_AIM OF THE TASK_: Show every line of the data that includes the word "this".

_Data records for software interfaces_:
+--

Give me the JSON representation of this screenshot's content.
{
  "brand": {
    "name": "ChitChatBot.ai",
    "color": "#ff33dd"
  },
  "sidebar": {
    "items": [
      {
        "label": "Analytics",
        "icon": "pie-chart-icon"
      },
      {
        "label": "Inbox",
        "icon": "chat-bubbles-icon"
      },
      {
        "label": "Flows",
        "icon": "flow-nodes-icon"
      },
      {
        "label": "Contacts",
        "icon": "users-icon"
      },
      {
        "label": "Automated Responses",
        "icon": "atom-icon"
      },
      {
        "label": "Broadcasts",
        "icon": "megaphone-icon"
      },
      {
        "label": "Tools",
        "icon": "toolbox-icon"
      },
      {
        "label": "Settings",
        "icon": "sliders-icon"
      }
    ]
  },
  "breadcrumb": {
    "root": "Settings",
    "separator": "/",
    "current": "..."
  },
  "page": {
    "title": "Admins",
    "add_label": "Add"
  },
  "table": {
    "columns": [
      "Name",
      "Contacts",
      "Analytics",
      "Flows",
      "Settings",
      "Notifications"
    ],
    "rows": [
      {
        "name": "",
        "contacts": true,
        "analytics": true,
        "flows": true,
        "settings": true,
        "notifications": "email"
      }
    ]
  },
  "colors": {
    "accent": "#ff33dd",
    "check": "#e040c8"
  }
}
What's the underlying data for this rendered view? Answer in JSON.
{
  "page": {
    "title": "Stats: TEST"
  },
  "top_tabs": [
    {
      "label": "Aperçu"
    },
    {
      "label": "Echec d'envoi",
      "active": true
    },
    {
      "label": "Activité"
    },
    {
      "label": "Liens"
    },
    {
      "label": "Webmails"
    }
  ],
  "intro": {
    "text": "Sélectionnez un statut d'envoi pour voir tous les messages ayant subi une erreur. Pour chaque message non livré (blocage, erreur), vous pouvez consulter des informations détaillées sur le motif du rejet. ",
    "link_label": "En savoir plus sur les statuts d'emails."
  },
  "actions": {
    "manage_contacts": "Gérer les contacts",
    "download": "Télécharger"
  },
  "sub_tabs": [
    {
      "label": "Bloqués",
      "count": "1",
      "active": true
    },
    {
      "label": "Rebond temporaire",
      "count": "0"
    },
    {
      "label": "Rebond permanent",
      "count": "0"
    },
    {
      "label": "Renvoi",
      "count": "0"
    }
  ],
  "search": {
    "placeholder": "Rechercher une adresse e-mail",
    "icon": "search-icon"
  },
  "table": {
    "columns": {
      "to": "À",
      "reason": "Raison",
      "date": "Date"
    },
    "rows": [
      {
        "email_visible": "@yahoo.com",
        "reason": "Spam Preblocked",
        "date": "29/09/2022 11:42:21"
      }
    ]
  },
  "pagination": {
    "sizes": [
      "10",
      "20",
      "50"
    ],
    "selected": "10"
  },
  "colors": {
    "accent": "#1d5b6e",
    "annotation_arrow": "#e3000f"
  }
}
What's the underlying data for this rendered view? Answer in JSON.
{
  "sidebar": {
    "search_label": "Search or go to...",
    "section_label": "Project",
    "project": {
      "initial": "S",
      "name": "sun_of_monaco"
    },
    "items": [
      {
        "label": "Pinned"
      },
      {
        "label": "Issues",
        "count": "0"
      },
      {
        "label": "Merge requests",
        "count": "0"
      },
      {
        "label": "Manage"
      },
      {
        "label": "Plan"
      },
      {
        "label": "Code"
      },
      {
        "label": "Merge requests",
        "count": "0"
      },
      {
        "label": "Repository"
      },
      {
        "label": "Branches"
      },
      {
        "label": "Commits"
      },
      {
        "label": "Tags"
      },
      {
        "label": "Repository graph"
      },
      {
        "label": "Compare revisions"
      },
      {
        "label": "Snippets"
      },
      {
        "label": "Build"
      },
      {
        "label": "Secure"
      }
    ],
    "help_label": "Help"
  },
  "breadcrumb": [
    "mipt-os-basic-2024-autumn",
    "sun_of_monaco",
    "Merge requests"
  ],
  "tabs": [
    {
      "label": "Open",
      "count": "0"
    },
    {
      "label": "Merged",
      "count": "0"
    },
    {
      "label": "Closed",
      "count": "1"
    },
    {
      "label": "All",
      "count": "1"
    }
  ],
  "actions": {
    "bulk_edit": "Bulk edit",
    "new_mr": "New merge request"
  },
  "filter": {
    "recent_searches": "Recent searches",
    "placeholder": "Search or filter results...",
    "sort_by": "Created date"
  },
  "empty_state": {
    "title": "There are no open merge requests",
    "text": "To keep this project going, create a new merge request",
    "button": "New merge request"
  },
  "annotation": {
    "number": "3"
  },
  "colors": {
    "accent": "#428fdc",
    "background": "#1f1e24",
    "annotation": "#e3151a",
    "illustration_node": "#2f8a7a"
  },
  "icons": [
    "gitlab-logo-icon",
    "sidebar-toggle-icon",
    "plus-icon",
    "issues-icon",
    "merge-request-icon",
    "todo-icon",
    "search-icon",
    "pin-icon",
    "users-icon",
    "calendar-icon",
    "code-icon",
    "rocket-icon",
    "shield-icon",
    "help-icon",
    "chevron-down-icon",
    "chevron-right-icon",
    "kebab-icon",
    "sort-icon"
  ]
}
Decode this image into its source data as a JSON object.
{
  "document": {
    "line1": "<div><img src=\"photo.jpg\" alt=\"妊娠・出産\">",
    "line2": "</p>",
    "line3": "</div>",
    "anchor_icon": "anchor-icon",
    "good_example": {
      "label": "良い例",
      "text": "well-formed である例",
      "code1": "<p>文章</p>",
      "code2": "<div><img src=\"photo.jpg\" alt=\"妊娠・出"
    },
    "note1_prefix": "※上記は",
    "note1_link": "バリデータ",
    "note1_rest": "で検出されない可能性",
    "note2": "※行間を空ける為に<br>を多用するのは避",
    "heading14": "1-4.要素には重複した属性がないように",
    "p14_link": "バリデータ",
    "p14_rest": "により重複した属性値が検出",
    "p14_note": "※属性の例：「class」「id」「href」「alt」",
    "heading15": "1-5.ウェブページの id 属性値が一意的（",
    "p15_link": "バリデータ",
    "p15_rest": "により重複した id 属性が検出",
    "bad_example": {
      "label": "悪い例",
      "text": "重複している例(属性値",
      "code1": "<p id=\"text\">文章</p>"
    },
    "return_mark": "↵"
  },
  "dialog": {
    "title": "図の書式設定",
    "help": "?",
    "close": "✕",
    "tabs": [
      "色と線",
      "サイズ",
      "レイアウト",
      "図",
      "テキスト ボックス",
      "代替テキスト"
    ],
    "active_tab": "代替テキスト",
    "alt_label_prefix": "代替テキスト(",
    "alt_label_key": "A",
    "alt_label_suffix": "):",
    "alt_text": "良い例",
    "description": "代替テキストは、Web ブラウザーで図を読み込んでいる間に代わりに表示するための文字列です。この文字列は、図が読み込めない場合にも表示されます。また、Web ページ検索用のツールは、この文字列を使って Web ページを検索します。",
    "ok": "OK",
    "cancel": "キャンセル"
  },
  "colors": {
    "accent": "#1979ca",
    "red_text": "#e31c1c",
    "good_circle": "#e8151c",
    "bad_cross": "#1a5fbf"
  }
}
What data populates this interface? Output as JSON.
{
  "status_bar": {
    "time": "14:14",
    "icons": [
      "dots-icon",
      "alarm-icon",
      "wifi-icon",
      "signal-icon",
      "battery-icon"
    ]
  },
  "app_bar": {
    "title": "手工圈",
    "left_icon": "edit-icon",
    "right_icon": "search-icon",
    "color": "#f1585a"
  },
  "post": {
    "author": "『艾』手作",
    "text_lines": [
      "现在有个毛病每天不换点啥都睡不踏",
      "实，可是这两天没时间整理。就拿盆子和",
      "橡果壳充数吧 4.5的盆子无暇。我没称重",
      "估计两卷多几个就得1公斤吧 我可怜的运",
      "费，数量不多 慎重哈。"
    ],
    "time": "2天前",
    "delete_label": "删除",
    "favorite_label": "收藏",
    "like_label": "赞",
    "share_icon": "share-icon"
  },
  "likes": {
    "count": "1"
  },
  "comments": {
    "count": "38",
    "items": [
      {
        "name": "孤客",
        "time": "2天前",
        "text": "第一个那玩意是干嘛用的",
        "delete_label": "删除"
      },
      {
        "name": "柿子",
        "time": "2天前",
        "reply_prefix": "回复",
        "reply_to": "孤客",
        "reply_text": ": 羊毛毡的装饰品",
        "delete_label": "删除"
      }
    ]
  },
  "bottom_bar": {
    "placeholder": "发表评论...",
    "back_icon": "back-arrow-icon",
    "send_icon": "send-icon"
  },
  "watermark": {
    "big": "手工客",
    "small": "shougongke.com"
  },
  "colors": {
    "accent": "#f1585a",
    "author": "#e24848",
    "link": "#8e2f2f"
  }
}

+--

_TASK ANSWER_:
Give me the JSON representation of this screenshot's content.
What's the underlying data for this rendered view? Answer in JSON.
What's the underlying data for this rendered view? Answer in JSON.
    "text": "To keep this project going, create a new merge request",
Decode this image into its source data as a JSON object.
What data populates this interface? Output as JSON.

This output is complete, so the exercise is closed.